When that Russian boy looks at that box ten years from now, will he remember me with pleasure or with disappointment? If I expressed love for what he loved, his love will grow to be more far-reaching. He will share it with his children. But, if I failed to love what he loved, if he felt isolated and unappreciated in the thing he so enjoyed that day, that could be the spirit he would carry with him into his own parenting. Years from now, he would pick up his old box and feel a little sad that no one ever understood him, that no one cared. He would place it back on the shelf… wishing… sadly remembering.
I don’t mean to imply that if I had failed to enjoy his handiwork that one time, his life would have been ruined. Children can absorb a considerable amount of our inconsistencies and not be permanently handicapped. It is the general tenor of our attitudes and the accumulation of all our responses that mold the child’s soul.
There is much more to training a child than loving what he loves, but if that one critical element is missing, virtually nothing else will ever be right. I have few best friends—less than a handful, but those whom I would so designate are people who are interested in what interests me. If I am excited about something, they are too. If I love it, they immediately think it something of value. My best friends are always interested. They are never busy or indifferent. I trust them with my reputation, my money, my family, and personal knowledge of me. They love what I love.

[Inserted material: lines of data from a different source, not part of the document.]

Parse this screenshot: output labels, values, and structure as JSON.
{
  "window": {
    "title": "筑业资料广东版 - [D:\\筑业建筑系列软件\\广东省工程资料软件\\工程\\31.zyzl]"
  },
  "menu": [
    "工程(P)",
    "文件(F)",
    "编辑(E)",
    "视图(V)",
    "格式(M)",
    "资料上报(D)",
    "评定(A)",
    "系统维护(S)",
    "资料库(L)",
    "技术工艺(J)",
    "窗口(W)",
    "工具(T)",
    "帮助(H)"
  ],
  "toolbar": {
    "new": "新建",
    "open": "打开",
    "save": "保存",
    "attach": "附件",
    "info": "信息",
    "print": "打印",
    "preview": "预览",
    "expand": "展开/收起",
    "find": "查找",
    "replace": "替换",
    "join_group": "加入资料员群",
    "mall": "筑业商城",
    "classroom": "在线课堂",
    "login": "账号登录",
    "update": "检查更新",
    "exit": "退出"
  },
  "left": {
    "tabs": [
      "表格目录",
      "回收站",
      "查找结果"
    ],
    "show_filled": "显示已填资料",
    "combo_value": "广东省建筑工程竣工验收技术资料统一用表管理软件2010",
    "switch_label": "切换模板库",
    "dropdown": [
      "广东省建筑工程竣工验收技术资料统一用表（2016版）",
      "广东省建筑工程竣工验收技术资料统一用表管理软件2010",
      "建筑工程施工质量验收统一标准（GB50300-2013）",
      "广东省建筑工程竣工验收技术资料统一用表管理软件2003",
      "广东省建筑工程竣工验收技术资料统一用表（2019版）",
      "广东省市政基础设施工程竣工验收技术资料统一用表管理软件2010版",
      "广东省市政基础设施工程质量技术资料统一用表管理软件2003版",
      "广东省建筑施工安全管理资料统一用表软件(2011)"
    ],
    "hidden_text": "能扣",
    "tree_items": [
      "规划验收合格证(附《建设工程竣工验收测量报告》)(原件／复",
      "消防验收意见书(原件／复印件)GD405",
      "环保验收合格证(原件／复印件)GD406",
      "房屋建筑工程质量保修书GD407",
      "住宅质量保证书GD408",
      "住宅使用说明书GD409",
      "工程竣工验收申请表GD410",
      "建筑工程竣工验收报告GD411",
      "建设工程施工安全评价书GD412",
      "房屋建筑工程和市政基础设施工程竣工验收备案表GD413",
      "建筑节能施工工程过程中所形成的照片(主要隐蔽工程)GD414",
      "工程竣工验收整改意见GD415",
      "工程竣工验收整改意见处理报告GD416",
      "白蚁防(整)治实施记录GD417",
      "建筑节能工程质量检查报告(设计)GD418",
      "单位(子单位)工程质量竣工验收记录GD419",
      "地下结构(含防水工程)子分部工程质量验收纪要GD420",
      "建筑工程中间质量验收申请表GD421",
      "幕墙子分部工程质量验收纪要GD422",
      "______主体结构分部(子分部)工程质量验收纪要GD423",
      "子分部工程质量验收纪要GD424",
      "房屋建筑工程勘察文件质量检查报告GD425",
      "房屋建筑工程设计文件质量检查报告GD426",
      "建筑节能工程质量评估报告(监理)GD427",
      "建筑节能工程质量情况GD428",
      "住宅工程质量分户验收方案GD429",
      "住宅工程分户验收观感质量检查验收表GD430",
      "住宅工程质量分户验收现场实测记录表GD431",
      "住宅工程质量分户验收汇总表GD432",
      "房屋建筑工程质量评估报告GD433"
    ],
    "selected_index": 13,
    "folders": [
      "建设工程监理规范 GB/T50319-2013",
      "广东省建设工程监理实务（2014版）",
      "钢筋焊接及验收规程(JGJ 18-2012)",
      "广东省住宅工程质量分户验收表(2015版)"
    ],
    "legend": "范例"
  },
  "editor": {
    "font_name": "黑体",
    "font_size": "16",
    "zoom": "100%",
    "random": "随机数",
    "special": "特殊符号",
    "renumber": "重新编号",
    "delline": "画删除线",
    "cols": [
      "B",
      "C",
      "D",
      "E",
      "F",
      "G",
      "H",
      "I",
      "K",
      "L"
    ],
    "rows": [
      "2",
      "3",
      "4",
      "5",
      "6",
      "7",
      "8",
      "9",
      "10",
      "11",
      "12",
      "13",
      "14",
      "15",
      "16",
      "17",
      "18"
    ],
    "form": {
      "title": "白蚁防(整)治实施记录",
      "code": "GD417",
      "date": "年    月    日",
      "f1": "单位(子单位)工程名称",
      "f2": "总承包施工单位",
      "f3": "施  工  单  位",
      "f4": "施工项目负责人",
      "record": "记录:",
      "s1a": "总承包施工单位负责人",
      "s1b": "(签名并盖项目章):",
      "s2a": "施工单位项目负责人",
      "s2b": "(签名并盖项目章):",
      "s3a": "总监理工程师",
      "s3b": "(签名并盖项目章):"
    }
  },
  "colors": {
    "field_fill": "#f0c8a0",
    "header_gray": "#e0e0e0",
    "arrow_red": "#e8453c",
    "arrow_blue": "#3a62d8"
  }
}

They love me. If your child is going to be your best friend when he or she is grown, you must love what they love: when they are three, and when they are thirteen. It is what makes the world go round and makes children come back around and call their parents blessed.